For all of these reasons, children living with disabilities have a lot more to gain from participating in regular physical exercise than their able-bodied peers.
Moving at their own pace
Social, cultural, recreational and sports opportunities for children with disabilities have become a norm, particularly a lot of adapted physical activities that are safe and easily accessible. Today, most equipment can be modified, safety devices installed, and rules altered, all with the same goal of making physical exercise more approachable and convenient.
Parents take the lead here in encouraging their children to exercise from an early age. Naturally, such activities should be customized individually to the child’s needs and conditions, and the choice is quite large – from using special needs toys for the youngest to therapeutic riding programs, swimming that helps children with chronic pain, handball which builds hand-eye coordination in children with proprioception problems, and soccer and basketball as low-contact sports that improve cardiovascular fitness. In addition to cardiovascular activity, muscle-strengthening activities should also be considered, such as adapted yoga or exercises with resistance bands.
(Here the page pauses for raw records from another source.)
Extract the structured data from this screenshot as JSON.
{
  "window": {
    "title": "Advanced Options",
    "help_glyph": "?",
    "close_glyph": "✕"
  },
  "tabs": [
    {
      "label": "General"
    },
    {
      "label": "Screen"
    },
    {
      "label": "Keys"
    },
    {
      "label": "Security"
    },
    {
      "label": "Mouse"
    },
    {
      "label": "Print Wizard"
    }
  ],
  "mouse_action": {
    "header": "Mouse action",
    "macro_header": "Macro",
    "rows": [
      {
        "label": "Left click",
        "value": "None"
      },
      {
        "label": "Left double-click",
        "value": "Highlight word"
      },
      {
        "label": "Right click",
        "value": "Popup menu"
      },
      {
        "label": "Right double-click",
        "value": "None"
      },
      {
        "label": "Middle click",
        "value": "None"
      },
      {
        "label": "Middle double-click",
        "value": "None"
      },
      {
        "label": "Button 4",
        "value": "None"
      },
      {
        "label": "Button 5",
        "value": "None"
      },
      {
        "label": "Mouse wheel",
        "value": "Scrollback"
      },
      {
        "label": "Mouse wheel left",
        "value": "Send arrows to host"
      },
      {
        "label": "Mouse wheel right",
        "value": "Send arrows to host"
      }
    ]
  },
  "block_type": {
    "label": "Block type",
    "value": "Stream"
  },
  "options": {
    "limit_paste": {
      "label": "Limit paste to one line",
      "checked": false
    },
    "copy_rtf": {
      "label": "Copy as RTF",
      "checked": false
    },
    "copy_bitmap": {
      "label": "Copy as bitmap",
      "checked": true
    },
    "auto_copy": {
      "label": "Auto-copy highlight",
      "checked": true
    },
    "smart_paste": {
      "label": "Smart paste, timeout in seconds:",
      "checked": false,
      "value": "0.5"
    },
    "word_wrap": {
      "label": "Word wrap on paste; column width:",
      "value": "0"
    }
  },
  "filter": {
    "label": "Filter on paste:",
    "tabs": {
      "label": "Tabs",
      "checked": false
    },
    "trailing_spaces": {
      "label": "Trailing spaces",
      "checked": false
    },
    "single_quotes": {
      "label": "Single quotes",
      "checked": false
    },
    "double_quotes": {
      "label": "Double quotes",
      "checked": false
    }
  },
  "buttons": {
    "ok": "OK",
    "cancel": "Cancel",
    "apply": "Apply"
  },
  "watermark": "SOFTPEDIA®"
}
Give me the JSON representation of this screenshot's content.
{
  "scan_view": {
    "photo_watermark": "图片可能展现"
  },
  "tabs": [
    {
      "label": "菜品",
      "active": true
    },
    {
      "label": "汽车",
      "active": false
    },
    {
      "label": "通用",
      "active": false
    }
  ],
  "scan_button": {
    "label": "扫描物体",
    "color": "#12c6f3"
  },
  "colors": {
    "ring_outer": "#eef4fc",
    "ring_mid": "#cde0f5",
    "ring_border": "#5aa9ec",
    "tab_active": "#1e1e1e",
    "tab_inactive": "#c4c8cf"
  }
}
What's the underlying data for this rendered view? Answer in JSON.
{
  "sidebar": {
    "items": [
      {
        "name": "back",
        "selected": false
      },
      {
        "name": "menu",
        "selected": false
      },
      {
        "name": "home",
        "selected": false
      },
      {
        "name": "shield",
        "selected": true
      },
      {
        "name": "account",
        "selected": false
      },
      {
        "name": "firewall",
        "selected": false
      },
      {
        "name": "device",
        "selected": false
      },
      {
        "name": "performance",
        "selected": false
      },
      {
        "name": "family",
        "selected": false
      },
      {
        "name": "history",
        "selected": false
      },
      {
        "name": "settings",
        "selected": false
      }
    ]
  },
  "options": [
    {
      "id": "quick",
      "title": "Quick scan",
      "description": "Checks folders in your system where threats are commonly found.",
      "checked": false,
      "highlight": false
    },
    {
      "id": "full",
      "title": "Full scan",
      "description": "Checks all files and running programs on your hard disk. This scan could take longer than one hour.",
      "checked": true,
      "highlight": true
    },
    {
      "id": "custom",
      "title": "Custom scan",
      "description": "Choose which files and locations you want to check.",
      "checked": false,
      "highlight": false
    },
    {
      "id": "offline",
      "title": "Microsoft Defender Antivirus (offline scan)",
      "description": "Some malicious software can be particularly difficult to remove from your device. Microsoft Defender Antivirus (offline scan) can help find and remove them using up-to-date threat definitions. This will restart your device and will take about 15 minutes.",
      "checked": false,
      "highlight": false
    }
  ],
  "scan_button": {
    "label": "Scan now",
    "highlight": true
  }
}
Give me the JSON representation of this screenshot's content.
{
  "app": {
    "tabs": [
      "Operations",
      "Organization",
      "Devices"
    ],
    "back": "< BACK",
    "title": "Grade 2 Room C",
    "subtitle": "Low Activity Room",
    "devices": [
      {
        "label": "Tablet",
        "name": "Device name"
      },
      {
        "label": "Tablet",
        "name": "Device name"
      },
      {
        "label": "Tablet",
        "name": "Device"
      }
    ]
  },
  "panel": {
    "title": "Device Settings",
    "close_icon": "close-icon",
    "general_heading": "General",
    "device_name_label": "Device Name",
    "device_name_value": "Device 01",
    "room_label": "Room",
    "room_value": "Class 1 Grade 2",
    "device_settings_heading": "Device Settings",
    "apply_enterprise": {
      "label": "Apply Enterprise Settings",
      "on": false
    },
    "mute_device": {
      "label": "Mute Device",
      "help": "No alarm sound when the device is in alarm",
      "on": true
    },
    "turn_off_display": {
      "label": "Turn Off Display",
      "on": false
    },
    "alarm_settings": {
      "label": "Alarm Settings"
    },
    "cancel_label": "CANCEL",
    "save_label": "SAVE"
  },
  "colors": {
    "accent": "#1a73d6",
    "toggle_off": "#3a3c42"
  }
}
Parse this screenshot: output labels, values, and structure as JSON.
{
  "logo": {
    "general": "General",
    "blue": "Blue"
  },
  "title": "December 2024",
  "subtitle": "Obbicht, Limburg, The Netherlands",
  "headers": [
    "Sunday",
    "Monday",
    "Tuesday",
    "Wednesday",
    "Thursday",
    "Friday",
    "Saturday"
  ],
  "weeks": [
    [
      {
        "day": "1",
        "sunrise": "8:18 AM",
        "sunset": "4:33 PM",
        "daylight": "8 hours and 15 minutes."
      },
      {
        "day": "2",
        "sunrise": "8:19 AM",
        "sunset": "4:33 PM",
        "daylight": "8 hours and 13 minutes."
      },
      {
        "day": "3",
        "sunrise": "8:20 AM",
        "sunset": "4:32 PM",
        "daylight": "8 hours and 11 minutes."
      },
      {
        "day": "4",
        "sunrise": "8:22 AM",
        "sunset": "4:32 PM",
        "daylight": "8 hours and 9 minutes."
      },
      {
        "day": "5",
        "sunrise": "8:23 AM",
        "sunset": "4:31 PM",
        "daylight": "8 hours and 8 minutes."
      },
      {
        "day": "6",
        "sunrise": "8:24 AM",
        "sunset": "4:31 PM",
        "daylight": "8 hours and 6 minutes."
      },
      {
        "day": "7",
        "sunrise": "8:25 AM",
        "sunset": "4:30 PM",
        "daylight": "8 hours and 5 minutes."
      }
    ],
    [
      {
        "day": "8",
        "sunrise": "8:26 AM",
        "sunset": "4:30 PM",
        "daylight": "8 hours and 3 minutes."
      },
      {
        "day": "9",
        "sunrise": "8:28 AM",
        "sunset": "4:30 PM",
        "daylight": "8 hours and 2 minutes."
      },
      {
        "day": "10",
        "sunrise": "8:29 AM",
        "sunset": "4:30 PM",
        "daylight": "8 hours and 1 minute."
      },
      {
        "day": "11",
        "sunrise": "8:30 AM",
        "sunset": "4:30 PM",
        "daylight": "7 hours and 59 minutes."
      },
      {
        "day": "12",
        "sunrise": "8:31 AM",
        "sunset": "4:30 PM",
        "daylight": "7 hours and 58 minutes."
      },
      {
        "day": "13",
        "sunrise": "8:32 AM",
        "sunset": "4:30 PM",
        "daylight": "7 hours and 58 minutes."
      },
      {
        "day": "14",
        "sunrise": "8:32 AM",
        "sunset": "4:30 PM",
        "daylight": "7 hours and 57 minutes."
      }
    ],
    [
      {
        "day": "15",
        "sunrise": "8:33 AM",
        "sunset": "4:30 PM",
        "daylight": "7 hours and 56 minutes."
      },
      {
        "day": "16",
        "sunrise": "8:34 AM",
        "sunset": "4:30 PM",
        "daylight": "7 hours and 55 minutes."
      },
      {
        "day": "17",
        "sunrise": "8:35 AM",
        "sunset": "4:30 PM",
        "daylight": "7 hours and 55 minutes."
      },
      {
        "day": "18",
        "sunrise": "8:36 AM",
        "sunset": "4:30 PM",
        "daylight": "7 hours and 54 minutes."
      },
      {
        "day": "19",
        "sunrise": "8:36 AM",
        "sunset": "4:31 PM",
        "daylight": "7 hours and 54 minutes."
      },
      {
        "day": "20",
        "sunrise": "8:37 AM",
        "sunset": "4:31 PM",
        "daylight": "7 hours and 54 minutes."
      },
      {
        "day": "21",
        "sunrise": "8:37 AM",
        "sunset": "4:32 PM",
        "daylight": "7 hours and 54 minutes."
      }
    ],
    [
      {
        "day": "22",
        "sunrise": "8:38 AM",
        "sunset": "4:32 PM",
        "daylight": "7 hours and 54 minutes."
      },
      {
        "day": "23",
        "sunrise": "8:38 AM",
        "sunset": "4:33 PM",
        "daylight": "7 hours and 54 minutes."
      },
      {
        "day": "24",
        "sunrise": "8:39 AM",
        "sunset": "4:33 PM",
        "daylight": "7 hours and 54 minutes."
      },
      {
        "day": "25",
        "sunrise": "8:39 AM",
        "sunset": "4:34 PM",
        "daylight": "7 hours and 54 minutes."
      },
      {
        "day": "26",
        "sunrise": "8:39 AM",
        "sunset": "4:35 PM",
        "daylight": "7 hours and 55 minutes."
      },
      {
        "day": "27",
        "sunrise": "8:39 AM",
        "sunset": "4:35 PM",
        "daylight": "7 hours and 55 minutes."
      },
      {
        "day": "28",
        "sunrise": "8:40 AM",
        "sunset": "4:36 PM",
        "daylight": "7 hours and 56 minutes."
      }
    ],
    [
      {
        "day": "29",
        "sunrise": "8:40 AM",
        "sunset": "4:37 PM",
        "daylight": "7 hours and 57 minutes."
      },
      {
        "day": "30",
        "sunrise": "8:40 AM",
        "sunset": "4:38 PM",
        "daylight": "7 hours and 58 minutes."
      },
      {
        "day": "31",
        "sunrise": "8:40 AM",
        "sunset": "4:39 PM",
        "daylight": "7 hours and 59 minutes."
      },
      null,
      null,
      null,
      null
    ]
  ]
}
An important aspect here is to have children recognise all these activities not as an obligation but rather as an integral part of their free time, and they should be given a certain amount of independence in choosing the activity. This is what is meant by allowing them to move at their own pace.
Benefits of physical activity
In the first place, physical exercise increases balance, both physically and mentally. It allows children to release extra energy, channel that energy and learn self-control, which is instrumental in their development as it can also boost their school performance and academic results. It also develops their perseverance and determination.
Playing sports helps children feel more integrated and sociable putting them in a situation where they meet a lot of new people, with or without disabilities, and connect with them based either on age or preference.
Since playing sports generally involves interaction with other children, regular physical exercise promotes teamwork and helps children learn how to work together to reach a common goal.
In general, physical activity positively affects children’s daily lives as it pushes them outside the conventional frame of what children with special needs can do. Because of continuous learning through exercise, children with disabilities become better at developing cooperation skills, taking initiative and overcoming their daily obstacles and anxieties.
Encouraging and enabling children with special needs to participate in physical activity programmes has numerous benefits – it helps them improve strength, endurance and balance, it also improves their ability to focus, promotes their socialization with peers and increases their circle of friends. All of these benefits permeate every aspect of their daily lives, teaching them that with practice and perseverance, they can overcome their apprehensions and physical limitations. Furthermore, as they grow and mature, regular physical exercise and an active lifestyle can boost their confidence and provide them larger independence.